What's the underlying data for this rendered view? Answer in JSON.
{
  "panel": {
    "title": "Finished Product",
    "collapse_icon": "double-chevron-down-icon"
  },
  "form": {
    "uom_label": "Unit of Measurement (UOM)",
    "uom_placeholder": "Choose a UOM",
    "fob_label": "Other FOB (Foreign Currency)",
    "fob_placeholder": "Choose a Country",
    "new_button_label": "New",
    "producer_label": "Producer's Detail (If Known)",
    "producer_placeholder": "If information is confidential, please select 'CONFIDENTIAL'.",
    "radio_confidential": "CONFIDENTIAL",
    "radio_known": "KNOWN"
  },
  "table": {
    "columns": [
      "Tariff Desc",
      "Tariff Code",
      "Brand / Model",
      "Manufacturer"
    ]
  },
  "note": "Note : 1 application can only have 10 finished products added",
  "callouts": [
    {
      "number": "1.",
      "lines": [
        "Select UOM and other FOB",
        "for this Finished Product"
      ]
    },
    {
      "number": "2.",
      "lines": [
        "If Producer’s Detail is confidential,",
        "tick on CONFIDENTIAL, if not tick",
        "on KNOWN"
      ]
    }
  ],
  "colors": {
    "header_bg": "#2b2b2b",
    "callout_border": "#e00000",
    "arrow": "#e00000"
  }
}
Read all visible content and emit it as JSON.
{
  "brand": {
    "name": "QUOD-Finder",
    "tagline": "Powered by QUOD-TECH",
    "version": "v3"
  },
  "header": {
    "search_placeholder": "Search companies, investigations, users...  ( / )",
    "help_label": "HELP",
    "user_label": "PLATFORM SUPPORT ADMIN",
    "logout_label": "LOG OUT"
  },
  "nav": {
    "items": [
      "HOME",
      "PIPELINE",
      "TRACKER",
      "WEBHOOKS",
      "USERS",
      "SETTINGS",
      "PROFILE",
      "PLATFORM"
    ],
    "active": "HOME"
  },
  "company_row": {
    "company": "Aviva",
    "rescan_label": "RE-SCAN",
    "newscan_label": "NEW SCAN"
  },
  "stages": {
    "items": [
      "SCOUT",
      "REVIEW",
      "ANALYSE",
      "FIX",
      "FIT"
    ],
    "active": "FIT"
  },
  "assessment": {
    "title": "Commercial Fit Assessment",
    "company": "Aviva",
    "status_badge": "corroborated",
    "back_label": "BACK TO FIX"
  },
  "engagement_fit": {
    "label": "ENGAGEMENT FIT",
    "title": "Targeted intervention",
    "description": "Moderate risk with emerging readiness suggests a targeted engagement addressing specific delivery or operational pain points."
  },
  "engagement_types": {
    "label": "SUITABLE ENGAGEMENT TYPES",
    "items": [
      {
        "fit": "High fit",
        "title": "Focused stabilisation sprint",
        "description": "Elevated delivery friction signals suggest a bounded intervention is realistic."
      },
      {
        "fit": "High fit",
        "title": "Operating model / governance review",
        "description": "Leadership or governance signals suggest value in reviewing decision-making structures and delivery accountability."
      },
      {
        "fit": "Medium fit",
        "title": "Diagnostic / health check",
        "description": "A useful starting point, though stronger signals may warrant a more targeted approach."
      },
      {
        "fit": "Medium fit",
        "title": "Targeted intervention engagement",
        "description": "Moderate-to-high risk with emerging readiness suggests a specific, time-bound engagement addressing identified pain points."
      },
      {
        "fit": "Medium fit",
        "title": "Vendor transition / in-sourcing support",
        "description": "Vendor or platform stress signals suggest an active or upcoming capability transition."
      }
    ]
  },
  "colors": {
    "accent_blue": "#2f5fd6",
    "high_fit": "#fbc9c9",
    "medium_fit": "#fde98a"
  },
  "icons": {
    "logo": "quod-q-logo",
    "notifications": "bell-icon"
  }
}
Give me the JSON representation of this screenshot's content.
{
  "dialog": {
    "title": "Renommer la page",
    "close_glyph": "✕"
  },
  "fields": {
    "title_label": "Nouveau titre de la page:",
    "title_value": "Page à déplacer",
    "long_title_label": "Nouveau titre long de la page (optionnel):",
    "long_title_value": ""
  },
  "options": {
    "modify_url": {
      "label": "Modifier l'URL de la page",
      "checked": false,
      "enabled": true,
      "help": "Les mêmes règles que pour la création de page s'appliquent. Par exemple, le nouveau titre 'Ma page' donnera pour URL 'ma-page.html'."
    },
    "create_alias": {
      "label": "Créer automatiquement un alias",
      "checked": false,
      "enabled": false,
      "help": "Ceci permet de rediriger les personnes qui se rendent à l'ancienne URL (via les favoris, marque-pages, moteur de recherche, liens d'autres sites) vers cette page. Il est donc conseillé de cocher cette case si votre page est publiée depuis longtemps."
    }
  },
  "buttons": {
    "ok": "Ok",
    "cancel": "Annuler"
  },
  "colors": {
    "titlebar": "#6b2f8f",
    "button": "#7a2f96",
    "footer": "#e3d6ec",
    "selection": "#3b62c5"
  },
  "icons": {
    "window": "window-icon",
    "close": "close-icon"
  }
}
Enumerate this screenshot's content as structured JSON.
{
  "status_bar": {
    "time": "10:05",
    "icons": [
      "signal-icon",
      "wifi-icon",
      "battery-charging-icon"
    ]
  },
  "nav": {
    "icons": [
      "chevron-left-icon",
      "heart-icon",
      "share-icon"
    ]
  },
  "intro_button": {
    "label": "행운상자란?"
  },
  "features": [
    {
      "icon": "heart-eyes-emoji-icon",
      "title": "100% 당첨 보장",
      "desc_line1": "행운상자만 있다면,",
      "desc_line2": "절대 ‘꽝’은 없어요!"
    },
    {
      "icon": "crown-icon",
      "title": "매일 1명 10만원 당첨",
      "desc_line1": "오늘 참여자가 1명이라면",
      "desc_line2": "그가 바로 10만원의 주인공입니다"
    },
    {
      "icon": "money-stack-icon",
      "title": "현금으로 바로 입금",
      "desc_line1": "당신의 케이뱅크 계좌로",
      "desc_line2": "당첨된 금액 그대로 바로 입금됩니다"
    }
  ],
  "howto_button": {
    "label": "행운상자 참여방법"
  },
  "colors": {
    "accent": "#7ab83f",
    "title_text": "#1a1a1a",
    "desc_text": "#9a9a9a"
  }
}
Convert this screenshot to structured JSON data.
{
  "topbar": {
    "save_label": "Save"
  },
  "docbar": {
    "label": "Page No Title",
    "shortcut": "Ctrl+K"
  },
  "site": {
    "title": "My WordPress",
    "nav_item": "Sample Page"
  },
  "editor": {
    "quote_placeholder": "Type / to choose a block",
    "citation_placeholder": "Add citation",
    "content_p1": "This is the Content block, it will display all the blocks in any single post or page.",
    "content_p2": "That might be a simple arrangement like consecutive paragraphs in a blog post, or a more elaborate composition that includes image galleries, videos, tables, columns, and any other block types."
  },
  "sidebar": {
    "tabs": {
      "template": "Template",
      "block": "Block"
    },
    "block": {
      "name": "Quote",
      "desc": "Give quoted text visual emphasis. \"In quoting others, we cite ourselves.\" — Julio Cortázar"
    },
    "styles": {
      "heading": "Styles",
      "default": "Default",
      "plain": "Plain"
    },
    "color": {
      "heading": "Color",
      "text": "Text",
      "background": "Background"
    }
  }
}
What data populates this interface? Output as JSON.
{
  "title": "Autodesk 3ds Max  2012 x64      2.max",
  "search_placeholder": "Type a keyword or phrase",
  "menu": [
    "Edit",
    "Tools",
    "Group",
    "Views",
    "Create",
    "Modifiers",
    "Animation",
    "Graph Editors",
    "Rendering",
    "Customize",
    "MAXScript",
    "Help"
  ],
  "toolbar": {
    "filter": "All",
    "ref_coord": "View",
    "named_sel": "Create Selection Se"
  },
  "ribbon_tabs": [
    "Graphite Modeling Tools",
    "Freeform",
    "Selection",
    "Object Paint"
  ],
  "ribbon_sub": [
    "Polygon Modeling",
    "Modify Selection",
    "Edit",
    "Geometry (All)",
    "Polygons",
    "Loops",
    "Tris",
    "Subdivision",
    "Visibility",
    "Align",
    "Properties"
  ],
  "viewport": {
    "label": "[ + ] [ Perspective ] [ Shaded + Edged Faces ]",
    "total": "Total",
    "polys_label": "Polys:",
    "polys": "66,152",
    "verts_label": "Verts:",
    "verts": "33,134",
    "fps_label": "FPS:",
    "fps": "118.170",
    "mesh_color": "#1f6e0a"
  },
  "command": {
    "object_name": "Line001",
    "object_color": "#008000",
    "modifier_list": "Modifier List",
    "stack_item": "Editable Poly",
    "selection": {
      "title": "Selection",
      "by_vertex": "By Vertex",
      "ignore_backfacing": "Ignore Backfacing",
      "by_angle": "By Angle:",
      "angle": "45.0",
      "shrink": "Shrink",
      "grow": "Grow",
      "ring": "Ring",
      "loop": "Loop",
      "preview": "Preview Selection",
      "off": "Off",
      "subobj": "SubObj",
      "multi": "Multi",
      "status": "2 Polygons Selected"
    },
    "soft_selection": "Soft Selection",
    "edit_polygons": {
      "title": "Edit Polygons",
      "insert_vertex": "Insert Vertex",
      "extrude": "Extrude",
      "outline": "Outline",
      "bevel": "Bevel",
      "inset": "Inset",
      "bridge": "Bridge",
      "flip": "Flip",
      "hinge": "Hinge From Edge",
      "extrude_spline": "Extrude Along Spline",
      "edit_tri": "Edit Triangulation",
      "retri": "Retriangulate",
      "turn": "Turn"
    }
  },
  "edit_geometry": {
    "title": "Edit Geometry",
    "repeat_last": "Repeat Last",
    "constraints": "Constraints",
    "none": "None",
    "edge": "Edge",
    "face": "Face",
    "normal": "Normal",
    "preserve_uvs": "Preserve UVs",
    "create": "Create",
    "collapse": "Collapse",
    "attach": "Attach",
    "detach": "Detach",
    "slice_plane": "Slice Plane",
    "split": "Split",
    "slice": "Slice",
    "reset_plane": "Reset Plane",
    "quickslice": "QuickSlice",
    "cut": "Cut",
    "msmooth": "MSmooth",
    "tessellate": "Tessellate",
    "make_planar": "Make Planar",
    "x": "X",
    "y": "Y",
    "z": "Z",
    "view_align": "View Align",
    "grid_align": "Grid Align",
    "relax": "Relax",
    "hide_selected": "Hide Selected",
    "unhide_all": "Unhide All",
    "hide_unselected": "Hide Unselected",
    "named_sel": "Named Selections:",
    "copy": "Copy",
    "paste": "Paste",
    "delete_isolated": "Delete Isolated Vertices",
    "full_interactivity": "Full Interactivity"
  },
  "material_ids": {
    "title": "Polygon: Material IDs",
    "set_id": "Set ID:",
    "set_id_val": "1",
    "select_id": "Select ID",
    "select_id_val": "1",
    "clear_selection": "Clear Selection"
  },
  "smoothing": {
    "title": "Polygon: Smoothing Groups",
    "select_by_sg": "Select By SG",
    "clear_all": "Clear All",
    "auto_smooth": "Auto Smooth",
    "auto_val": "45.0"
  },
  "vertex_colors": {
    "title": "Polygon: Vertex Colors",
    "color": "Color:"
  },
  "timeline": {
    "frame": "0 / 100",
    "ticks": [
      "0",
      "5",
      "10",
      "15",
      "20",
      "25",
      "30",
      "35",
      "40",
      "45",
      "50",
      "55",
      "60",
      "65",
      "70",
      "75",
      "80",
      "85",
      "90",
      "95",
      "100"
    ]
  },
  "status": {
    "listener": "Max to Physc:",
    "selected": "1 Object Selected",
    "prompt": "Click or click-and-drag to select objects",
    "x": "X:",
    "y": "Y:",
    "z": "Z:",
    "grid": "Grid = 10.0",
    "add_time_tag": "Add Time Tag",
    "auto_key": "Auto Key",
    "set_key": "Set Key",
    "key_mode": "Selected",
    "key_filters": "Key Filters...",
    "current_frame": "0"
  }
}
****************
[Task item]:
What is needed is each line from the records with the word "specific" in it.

[Result]:
    "description": "Moderate risk with emerging readiness suggests a targeted engagement addressing specific delivery or operational pain points."
        "description": "Moderate-to-high risk with emerging readiness suggests a specific, time-bound engagement addressing identified pain points."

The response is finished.